What do you say when there is no tar paper?

This is the first roof I’ve inspected that didn’t look like it had any tar paper installed under the shingles. Roof was original to the home (16 years old).

What do you say when you find this? (Can’t really tell from the picture but I pulled it up further and didn’t see any. It could be farther up the roof, but not at the first row.)

Common find in areas of the state with no building codes. House wrap is rarely used, as well. Of course, the clients are paying as if they had all required elements in their new roof…but this is called “profit” and later discoveries are written off as “It’s not a defect if there is no code.”

You mention that it is missing and the likelihood of leaking and/or damage caused by ice damning, broken/missing shingles, etc. and recommend that a roofing contractor (from an area that licenses them) evaluate the roof to determine if it requires replacement.

Then you ask the real estate salesman for your card back since it is a sure bet that they will not be using it in the future.
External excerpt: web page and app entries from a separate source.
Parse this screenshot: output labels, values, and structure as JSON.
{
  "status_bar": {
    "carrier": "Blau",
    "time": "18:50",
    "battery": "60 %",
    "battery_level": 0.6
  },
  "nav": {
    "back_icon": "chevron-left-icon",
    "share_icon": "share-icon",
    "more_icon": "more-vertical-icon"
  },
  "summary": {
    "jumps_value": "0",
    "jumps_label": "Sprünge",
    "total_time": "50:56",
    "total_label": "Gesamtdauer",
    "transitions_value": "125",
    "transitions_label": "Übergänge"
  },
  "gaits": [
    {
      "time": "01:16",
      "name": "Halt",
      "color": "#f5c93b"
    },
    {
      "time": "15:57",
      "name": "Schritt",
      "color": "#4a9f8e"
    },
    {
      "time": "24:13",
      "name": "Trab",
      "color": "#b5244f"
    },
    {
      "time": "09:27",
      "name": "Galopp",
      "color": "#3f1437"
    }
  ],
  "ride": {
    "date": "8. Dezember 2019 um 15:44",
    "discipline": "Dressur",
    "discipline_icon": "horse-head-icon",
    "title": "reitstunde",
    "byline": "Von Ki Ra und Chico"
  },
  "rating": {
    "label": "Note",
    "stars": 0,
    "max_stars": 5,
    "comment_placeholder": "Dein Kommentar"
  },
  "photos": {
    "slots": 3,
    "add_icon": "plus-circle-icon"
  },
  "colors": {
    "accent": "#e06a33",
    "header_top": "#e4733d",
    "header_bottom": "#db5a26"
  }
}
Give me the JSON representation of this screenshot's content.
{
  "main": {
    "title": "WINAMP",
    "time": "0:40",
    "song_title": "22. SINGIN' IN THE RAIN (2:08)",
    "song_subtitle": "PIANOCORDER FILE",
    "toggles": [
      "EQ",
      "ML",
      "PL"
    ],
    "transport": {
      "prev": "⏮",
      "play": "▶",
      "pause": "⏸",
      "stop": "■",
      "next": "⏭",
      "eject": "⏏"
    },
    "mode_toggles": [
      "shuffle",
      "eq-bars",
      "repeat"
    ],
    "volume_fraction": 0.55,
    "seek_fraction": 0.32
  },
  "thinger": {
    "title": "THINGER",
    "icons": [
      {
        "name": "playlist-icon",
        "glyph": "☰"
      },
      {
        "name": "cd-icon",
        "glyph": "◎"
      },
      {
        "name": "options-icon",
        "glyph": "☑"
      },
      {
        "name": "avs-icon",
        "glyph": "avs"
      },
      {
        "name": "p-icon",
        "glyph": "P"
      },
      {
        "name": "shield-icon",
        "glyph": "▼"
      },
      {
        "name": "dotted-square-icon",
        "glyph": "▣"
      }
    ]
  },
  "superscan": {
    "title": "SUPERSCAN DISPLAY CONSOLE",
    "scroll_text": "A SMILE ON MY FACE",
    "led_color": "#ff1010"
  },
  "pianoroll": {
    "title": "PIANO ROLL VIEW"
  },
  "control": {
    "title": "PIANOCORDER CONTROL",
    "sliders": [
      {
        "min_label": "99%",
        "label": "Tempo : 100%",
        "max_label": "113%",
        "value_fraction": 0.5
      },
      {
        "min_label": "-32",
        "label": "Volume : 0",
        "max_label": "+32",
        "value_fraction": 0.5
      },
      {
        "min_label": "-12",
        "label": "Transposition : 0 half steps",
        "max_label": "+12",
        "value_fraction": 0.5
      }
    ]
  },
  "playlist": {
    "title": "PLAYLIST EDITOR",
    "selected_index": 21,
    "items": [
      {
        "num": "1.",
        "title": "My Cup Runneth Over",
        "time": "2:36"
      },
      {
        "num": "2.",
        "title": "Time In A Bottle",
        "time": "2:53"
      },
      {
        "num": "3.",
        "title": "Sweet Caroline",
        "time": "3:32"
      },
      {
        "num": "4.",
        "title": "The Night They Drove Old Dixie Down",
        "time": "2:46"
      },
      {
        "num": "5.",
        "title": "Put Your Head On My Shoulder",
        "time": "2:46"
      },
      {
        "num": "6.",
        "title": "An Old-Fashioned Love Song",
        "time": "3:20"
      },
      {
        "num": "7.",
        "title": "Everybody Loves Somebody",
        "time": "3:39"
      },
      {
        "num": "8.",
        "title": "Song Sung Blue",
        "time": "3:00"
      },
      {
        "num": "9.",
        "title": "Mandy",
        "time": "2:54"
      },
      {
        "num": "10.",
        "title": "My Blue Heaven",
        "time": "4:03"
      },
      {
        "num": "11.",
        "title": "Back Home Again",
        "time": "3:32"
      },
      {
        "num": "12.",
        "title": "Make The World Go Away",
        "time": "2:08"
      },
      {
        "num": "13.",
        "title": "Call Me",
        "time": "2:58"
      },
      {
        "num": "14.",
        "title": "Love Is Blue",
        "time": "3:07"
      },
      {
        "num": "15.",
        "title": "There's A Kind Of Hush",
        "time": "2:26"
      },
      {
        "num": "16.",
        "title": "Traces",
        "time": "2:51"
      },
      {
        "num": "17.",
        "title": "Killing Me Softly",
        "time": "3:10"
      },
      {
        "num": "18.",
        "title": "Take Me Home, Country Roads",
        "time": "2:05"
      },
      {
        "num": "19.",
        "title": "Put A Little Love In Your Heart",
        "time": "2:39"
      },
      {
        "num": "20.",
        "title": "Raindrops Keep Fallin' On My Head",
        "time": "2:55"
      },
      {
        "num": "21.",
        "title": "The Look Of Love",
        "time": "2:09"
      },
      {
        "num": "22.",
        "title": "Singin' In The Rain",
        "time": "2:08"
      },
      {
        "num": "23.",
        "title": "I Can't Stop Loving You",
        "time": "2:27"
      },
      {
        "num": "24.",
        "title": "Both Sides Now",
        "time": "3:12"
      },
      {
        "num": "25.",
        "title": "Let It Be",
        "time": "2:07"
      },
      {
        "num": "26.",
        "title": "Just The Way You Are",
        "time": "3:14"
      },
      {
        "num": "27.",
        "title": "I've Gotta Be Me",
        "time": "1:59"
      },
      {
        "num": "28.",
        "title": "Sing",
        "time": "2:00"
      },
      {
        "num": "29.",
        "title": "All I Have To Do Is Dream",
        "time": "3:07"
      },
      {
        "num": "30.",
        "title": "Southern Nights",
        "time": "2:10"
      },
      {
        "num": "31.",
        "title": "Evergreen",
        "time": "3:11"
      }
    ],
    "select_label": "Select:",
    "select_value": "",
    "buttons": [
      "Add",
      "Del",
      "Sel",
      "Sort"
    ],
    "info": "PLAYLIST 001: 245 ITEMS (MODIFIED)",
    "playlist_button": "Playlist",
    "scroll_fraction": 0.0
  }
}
I am not sure about the States but in Canada eave protection is not required if the overhang is greater than 2’-11". Does not happen often but it is worth knowing if you are inspecting a high end home with massive overhangs.

Code or no code the manufacturer requires it.


ditto! I write mine up as a roofing contractor would not a home inspector but I also hold a c39 so this is why… I would just state what you find and recommend a lic. roof insp to inspect it. some times dum **** installers start there paper up high and not start at the eve…:shock:

i just seen that your roof is 20yr. this is more common with 20yr that the rest…

to add when you were in the attic could you see between the ply wood gaps to see if there was felt or see the back of the shingles? just a thought?

Didn’t notice when it attic. Hind sight says I should have looked though, at least around the penetrations.

I say “Once the shingles have been applied the paper does not serve much purpose”.

Tarpaper is a waterproofing material. The shingles simply shed water.

Curious: Why would you tell them to hire another inspector to tell them what you already know about the roof (i.e., felt paper is either missing or improperly installed)? I don’t think I’ve ever seen anyone do a tear off of a functioning comp roof simply because it didn’t have tar paper under it.

As a consumer, I would be wondering why I bothered to hire the first guy.

If the roof has a leak, tar paper is not going to stop the water. especially when it has several hundred holes in it. It helps, but stops being a waterproofing when the shingles go on. I have torn off several roof with no tar paper. The builders cut corners here because its not required.

So what do you say in an inspection report when you find it like this?

With photos. On a resale, I don’t make a big deal out of it. Just explain that it’s supposed to be there and why it’s supposed to be there. On new construction or new install, I make a bigger stink about it not being right.

I would explain the advantages of having it, and recommend it be installed when the roof is replaced. I think the possiblity of a leak would overrule the other option, a compleate tear off. If the code required it, and the seller had the warranty and installer info, then you might be able to do somthing about it. In most situations that will be unlikely.

From the CertainTeed Manual;

**Water-resistant shingle underlayment - **Resistant is the key word. It is often referred to as roofing felt, tarpaper or asphalt felt. The most common type is 15# asphalt felt. Less common is the heavier version 30# asphalt felt. There are also special premium felts available that have heavier asphalt with fiberglass re-enforcement, which provides more strength and resistance to wrinkles. The original water-resistant underlayments were used for “drying in the roof,” or to keep the deck boards dry until the shingles could be installed. It was also useful as a separation between the asphalt shingles and the pine resin in the boards. Pine resin can cause the asphalt to break down and prematurely fail. Some roofers say the layer also helps conceal the minor imperfections in the decking or the “picture frame look” that you will commonly see on sheathed homes. Although not a major concern, felt underlayment that becomes wet will wrinkle. When severe, it may show through to shingles. Roofing felt paper (tarpaper) is a temporary water deterrent at best. Sun and moisture degrade the material quickly, and then the nails penetrate the material. If the wind blows off a few shingles, it serves as a backup – making the difference between a few drips and a waterfall.


You have to be careful when reporting missing underlayment, it may have been started a little short of the edge, although still not correct. Missing drip edge is important, damage will occur to the sheathing without it.

On older homes, it may not have been required in your area. Also, even though it’s always a good idea, it has not always been required by shingle manufacturers for roofs steeper than 4-12.

If the roof is 4-12 or steeper, I’d recommend confirmation of proper installation by a qualified roofing contractor to pass on the liability.

If the roof was less than 4-12, I’d call it a defective installation.

If it’s gone 16 years without leaking, it may be a defective installation that’s working OK and not worth losing a house you like if you’re a buyer.